After completing his mandatory military service, however, his mother sent his son away to America because she thought her spoiled young boy needed to learn life by living an unprivileged lifestyle. When he arrived in Los Angeles, the Asian communities welcomed their first resident pro ever. Looking back, he was one of the early pioneers in spreading and popularizing the game of Baduk in southern California in the late 70s.

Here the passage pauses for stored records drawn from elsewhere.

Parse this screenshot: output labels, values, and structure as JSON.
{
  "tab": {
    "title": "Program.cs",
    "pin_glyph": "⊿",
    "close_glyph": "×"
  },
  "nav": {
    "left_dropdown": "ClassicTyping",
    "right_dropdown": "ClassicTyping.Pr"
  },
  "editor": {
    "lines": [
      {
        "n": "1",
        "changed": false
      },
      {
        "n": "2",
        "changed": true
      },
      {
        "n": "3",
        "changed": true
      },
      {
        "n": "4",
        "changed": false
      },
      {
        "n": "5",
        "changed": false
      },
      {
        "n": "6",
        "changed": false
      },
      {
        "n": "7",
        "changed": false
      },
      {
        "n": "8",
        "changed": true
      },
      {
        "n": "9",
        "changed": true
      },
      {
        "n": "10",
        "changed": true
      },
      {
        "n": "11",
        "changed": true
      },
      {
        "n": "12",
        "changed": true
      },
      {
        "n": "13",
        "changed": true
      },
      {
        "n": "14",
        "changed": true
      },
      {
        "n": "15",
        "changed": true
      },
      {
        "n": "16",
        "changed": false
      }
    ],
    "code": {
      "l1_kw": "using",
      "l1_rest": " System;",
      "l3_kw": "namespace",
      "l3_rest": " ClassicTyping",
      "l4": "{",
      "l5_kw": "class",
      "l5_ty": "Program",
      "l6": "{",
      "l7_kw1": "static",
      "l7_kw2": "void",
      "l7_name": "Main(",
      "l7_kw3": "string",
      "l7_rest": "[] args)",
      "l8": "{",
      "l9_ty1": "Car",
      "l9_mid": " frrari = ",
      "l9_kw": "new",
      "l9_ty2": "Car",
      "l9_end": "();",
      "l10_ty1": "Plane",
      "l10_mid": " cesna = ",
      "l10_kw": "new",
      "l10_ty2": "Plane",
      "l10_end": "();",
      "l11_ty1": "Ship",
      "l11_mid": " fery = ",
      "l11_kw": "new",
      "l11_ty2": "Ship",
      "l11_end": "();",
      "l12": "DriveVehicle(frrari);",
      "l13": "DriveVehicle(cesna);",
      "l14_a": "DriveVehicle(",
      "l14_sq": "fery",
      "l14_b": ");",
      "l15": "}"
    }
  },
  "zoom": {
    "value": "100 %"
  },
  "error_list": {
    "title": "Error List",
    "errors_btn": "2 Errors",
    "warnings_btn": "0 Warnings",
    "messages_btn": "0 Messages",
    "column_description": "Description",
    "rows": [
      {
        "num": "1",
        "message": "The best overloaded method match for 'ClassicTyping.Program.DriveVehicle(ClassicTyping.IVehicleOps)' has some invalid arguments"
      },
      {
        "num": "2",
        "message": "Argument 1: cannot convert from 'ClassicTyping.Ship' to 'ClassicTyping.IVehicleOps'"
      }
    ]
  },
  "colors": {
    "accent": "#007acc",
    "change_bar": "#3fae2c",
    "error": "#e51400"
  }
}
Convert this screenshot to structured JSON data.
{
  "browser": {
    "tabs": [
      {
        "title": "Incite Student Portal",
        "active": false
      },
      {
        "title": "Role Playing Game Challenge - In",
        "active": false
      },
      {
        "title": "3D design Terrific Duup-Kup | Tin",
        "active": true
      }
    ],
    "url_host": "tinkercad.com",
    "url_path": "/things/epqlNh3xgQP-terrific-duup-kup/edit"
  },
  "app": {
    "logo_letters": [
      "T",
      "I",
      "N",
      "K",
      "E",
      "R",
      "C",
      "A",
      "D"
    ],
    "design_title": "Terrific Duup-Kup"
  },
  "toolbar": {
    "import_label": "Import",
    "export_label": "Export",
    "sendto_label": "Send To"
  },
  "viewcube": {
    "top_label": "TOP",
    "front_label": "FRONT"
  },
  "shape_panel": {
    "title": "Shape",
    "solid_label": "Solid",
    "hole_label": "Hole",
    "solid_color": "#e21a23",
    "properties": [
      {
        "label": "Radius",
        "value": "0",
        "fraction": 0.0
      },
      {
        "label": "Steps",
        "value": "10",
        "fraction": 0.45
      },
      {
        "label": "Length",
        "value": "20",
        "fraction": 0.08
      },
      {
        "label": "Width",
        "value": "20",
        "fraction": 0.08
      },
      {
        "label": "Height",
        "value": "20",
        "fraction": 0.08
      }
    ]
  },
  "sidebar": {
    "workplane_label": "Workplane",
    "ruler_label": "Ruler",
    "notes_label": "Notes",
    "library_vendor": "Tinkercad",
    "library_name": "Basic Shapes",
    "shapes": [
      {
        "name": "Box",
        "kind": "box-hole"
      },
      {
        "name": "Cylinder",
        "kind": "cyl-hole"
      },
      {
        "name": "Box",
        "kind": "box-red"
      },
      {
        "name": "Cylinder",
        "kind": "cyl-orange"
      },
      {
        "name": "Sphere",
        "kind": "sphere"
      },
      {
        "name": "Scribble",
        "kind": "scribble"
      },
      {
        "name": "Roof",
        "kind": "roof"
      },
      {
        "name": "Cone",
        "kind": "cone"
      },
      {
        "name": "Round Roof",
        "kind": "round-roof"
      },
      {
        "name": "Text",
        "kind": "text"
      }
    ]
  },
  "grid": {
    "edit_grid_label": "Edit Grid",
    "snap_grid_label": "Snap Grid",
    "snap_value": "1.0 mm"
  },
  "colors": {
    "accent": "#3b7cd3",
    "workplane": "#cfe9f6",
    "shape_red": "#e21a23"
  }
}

In order to make a decent living, however, he had to do things other than just giving lessons on life-and-death. While working as an employee at a local gas station, he ran into three gang members looking to pump gas. Cha sensed instinctively they were going to fly without paying. He was right. Approaching their car, Cha and the punks got into an altercation in which the classically trained Kung-Fu expert (another product of his intensive childhood training) drummed three of them pretty good. They paid.
About a week later, a group of thirty gang members, along with the three that took a beating, marched into the gas station looking for Cha. To find sufficient moving space, Cha walked out to the front yard and proceeded to knock out two of them. In this dire do-or-die situation, Cha knew the only way to get out of it alive was to act calm and confident. Impressed at the sight of this unfazed Asian warrior under serious pressure, the boss said to Cha, "Who the ---- do you think you are, Bruce Lee? If you acted like a coward we would've already killed you." The boss and his followers left without causing any more trouble.
Surviving the incident, Cha quit his job at the gas station. Instead, he spent a considerable amount of time to learn how to play poker professionally with Chip Johnson, a renowned poker theorist in southern California. Combining game theory with his instinct of a professional Baduk player created a monster of a poker player. Throughout the 80s, Cha earned his reputation as one of the most successful pro gamblers in the country.
Despite his success in poker, however, his true love remained with Baduk. As a North American representative, he entered the 2nd Fujitsu World Championship in 1989 and beat two 9 dans from Japan to reach the quarterfinals, only to lose in the following round to his good friend Cho HoonHyun 9 dan. It was a stunning come-from-behind victory for Cho, which Kobayashi Koich 9 dan claimed in private an intentional loss by Cha. Cha responded to the charge saying, "I was clearly winning by a lot but when I started thinking about beating Cho HoonHyun, no less, I just couldn't keep my composure. I started to make mistakes. The truth is, I choked." The controversy notwithstanding, he went on to make history the following year by beating Japan's number one Cho Chikun 9 dan to again advance to the quarterfinals. He holds a notable 8-1 all-time record against Japanese players.
Jimmy Cha is a former one-time American Go Association president who is currently sponsoring a pro tournament in China as well as one in the United States. His incredible story is being developed into a novel and TV series in Korea by prominent Baduk journalist Noh Seung Il. The title fits his dramatic life and career as a quintessential professional, which is simply dubbed, "All-In."